With huge amounts of valuable data being generated on a daily basis, from web and social interactions to shopping transactions, it’s not hard to see why. While big data has certainly got people’s attention, 2014 will be the year it’s catapulted to the forefront, but not without first sparking some debate. Here, we take a look at a few prominent contradictions to popular paradigms.

Hadoop’s synonymy with big data

Big data technologists, from producers to consumers, are beginning to realise the true value of integrating Hadoop into a big data infrastructure, which consists of other framework technologies to enable software-based architectures and data management services.

Indeed, the Strata big data conference bears testimony to this shift, as late as last year it joined forces with Hadoop World, and recently concluded its New York and Santa Clara conference. Ken Rudin, Facebook’s head of analytics, has even put forth this argument, stating that big data is not just a Hadoop framework, and that it could be a relational data store depending on the need in hand.

Many enterprises are evaluating their choices for the right big data infrastructure, weighing up whether or not to build their solutions on open source frameworks, like Hadoop, or proprietary ones, such as Teradata and Oracle. What is clear is that 2014 will be the year that many will realise that big data implementation needs more than just a Hadoop framework.

The big data supplier market will remain highly segmented

In 2014 there will be a clear difference between the approach of large enterprises and their smaller counterparts. The big data supplier market will find it is extremely hard to convince larger enterprises to go for their larger appliance box, especially if it already has very large data centres and infrastructure in place. When it comes to finding a complex and contemporary solution, such as this, a blend of online analytical processing (OLAP), online transaction processing (OLTP) and Hadoop offerings would be ideal and is more likely to define the market.

Big data technology suppliers, who have data management as their core business and the luxury of building applications for a wide variety of use-cases, will also be spending time on developing and perfecting proprietary frameworks and tools. On the other hand, smaller, or more niche, vendors will continue to emerge in areas like performance and scalability management, data access and querying, decision analytics, and visualisation.

While larger companies have the hours and resources to spend, smaller enterprises and independent software vendors (ISVs), are more likely to play around with open source tools so that they can adopt and reap the benefits much more quickly. Organisations of all sizes will therefore need to have a flexible approach when it comes to finding the right big data solution, not least because the big data supplier market will continue to remain highly segmented.

Big data solution focus around decision modelling

Data preparation was certainly a key trend last year, where the focus was to reduce the time analysing data and to create a much more scalable data model. However, it seems the focus will shift away from data preparation and towards decision making in 2014.

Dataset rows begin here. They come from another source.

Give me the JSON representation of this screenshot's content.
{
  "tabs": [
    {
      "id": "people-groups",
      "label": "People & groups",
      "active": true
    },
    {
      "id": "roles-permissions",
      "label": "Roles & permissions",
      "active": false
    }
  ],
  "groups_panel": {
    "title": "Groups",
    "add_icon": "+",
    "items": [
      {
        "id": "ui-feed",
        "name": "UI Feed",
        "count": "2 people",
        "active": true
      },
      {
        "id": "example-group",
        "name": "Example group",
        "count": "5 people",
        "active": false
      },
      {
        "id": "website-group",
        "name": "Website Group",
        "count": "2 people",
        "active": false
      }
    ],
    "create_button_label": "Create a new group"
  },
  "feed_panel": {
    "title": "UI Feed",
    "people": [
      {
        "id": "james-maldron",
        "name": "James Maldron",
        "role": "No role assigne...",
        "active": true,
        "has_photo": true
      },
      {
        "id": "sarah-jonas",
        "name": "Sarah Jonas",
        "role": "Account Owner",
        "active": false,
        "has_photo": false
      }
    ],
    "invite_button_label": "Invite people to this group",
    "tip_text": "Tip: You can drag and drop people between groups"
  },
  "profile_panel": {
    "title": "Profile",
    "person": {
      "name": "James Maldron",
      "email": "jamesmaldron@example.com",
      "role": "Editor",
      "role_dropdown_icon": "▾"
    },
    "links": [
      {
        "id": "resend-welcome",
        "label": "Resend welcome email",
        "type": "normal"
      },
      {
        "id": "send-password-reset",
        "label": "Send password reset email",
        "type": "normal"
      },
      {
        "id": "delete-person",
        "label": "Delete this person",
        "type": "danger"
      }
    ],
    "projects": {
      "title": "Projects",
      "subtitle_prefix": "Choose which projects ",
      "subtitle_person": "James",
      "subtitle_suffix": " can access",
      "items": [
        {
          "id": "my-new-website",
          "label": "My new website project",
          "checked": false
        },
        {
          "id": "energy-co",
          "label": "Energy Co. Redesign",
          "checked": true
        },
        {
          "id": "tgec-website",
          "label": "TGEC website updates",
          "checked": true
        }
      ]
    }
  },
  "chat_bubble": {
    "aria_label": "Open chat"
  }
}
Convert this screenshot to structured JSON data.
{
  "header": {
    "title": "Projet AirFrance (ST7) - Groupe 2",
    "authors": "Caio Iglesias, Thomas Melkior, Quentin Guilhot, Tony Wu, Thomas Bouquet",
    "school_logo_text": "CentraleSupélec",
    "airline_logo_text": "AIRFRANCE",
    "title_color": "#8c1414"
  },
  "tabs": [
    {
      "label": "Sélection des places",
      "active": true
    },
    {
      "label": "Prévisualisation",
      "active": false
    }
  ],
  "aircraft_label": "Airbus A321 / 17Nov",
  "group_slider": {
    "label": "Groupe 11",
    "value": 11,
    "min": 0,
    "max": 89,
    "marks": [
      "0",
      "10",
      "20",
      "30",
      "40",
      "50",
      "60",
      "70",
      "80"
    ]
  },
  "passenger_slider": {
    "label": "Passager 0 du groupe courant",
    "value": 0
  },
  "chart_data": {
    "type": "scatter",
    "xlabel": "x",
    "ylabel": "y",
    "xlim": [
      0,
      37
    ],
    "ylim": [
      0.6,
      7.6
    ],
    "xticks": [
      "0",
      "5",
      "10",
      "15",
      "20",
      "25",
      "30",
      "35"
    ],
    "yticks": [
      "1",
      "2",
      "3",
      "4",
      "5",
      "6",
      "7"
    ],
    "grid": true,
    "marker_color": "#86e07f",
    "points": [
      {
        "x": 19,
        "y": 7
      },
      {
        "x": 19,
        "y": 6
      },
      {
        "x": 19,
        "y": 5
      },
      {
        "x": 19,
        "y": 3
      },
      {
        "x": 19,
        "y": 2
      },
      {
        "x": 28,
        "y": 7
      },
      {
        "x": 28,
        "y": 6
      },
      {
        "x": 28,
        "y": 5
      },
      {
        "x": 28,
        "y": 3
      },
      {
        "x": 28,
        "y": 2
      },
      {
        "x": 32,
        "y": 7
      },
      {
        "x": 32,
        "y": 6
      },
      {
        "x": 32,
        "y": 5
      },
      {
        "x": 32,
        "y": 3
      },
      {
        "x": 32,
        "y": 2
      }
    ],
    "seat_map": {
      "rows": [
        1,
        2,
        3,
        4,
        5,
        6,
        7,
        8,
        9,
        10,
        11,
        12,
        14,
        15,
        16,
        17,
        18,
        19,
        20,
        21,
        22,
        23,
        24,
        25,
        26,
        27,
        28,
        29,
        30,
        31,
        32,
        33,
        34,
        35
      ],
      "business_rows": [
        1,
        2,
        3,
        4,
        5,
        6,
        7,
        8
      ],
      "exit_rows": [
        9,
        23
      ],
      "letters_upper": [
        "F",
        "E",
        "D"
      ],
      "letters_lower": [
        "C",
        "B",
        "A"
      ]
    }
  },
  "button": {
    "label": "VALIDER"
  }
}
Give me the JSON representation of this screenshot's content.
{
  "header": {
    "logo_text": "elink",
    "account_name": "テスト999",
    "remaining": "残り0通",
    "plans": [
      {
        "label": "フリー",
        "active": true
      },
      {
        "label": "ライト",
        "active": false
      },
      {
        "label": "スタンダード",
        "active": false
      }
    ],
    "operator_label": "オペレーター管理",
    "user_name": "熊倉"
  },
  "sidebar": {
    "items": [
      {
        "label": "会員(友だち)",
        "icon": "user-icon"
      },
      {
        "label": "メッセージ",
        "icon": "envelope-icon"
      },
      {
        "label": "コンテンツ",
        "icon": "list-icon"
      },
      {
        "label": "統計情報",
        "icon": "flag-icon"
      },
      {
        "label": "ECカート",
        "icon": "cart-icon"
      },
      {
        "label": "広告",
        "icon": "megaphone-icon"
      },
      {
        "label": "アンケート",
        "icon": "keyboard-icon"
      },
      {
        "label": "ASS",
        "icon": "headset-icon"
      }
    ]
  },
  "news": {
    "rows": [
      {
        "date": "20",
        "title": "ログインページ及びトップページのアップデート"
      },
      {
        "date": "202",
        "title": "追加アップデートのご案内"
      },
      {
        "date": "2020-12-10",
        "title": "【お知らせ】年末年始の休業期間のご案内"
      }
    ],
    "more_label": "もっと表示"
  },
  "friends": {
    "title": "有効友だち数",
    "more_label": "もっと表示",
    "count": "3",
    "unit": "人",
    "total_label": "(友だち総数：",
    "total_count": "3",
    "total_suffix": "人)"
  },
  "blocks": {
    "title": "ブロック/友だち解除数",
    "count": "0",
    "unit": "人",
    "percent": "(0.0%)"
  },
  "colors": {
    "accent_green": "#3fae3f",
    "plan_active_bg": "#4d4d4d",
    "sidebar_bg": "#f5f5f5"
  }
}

With huge amounts of data being generated from all avenues, businesses are under increasing pressure to analyse and contextualise this in a way that will increase revenue and provide a closer, more personal relationship with their customers.

As such, organisations will start focusing more on how to enable decision makers to make informed decisions quickly from large data sets, so as to create economic value across their workflows and function. This year we will therefore see more emphasis on visualisation and machine learning-enabled decisioning, compared to data modelling.

Shift in ownership of big data projects

CIOs used to own the majority of big data projects, as it was mostly considered a technology transformation and enterprise-wide data integration initiative. However, big data use-studies have proved its potential to generate business value across different organisational functions.

In 2014, more and more functional leaders, including CMOs, CFOs, CTOs and CCOs, will be demanding and owning big data projects. Unlike other CIO initiatives like, for example OSS/BSS, the return on investment (ROI) of big data projects is not only dependent on IT efficiency, but also on how data is consumed and analysed to gain insight for decision making and value creation. As functional leaders begin to realise this, they will look forward to playing a bigger role in the planning and execution of big data projects.

Trends converge to one direction

These predictions encompass several big data technology trends to look out for in the year ahead – including the choice of big data infrastructures, the emerging role of decision scientists, a shift in project ownership and a continuing highly segmented market. Ultimately, they all point in one direction; organisations are gaining a better understanding of the true value big data analytics has to offer. Those who realise and act on this will subsequently have greater insight into data needed to have the right decisioning power for generating economic growth.

Prateek Kapadia

Prateek Kapadia


Prateek Kapadia is CTO of Flytxt.